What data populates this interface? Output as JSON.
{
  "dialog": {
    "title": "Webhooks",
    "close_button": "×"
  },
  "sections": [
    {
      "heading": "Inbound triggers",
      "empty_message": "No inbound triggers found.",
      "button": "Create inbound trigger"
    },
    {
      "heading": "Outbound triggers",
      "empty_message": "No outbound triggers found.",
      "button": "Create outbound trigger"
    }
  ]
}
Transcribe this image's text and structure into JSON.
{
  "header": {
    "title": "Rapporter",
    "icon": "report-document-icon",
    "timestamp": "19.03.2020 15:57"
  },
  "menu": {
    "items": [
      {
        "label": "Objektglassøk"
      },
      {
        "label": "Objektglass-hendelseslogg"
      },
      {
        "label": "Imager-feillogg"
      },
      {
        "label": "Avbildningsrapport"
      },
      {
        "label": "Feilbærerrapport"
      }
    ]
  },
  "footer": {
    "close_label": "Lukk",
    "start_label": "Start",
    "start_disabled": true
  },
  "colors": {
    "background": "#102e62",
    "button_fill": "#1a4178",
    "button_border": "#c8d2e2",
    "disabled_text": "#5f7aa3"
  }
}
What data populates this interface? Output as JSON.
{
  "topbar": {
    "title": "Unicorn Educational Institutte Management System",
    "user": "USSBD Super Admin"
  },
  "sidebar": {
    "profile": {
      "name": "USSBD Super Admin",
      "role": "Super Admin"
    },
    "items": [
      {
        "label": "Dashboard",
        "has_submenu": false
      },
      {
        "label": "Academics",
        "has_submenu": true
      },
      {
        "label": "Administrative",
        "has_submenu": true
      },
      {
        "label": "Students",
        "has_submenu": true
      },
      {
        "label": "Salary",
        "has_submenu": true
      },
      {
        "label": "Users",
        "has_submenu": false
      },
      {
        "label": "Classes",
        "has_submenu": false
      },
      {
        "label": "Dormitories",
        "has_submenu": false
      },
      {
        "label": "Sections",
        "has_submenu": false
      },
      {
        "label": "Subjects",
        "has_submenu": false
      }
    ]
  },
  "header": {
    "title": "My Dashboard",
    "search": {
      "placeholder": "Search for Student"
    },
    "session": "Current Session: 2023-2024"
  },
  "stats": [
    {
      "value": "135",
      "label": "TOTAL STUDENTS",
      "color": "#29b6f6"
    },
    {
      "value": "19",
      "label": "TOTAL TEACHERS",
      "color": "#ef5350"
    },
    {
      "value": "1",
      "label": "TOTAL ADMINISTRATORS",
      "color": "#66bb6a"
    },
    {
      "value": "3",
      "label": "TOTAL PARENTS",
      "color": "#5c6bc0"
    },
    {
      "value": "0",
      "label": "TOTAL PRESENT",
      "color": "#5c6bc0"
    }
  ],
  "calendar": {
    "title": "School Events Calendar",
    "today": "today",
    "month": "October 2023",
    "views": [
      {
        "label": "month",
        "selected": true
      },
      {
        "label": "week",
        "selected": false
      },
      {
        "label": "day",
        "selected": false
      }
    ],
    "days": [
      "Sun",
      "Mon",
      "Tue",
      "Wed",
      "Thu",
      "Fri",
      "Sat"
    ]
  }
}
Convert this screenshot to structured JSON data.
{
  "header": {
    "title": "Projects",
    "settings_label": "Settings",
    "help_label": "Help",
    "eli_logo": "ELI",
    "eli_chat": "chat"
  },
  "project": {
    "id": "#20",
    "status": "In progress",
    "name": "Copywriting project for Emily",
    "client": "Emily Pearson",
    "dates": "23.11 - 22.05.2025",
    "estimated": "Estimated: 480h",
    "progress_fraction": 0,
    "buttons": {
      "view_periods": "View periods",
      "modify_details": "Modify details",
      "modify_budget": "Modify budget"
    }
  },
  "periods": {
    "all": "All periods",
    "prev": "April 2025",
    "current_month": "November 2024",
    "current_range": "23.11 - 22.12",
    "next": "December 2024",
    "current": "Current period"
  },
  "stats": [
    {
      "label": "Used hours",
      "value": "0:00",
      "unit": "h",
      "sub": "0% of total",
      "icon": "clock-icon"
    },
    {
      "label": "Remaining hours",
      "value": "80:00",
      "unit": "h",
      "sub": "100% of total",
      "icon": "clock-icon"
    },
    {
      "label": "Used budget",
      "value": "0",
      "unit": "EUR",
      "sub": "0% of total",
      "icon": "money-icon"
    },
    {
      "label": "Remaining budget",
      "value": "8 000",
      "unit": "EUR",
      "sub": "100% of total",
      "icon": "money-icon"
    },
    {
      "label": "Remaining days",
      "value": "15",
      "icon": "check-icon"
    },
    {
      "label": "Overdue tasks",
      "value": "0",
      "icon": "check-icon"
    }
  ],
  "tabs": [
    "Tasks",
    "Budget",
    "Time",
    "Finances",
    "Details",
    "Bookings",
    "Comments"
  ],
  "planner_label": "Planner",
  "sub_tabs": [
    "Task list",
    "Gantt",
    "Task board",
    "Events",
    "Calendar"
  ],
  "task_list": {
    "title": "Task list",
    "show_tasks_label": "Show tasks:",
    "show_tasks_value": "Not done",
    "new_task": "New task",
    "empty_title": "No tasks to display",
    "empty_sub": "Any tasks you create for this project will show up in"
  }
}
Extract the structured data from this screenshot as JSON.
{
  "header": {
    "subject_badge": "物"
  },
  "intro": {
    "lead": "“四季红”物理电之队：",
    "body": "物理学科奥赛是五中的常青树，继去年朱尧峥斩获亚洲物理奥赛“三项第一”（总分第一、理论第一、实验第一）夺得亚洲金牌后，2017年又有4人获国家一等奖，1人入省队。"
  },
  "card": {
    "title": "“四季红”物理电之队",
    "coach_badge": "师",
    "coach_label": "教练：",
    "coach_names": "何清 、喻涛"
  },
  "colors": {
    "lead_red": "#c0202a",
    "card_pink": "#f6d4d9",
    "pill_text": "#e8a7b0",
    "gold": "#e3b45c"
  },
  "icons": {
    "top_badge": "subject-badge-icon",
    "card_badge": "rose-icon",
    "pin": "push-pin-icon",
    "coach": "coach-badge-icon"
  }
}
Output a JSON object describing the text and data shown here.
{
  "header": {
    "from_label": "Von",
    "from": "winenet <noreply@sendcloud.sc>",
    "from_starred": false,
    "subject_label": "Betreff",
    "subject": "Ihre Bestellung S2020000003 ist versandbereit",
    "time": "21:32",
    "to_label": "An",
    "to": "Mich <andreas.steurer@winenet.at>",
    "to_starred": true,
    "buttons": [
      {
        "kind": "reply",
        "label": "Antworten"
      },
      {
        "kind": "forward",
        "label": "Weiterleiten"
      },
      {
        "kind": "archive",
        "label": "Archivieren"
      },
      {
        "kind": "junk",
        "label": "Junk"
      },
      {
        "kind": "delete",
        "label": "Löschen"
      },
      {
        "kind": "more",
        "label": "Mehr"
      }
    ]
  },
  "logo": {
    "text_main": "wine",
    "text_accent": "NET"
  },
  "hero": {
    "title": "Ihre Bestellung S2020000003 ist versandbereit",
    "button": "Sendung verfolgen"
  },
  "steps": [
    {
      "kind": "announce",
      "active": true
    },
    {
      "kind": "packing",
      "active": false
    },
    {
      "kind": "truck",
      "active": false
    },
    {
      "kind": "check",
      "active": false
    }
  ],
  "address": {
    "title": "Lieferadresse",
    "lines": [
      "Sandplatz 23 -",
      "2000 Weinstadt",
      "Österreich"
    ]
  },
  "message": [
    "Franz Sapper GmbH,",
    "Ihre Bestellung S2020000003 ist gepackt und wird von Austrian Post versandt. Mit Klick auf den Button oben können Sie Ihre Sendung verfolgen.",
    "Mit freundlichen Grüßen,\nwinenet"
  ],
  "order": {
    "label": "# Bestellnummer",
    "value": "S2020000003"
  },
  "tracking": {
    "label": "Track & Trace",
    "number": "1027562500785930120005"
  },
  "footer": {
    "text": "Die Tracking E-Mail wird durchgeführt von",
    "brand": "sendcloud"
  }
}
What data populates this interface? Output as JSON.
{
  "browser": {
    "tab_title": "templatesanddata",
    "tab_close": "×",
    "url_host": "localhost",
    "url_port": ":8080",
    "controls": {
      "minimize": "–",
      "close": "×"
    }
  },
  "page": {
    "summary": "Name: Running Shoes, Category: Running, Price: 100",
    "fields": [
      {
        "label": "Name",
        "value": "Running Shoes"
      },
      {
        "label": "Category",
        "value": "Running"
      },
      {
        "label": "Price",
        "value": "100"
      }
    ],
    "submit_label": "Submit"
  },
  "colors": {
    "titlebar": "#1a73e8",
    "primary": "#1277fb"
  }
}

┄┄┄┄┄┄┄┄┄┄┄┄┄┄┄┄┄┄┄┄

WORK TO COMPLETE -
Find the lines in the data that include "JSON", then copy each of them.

YOUR SOLUTION -
What data populates this interface? Output as JSON.
Transcribe this image's text and structure into JSON.
What data populates this interface? Output as JSON.
Convert this screenshot to structured JSON data.
Extract the structured data from this screenshot as JSON.
Output a JSON object describing the text and data shown here.
What data populates this interface? Output as JSON.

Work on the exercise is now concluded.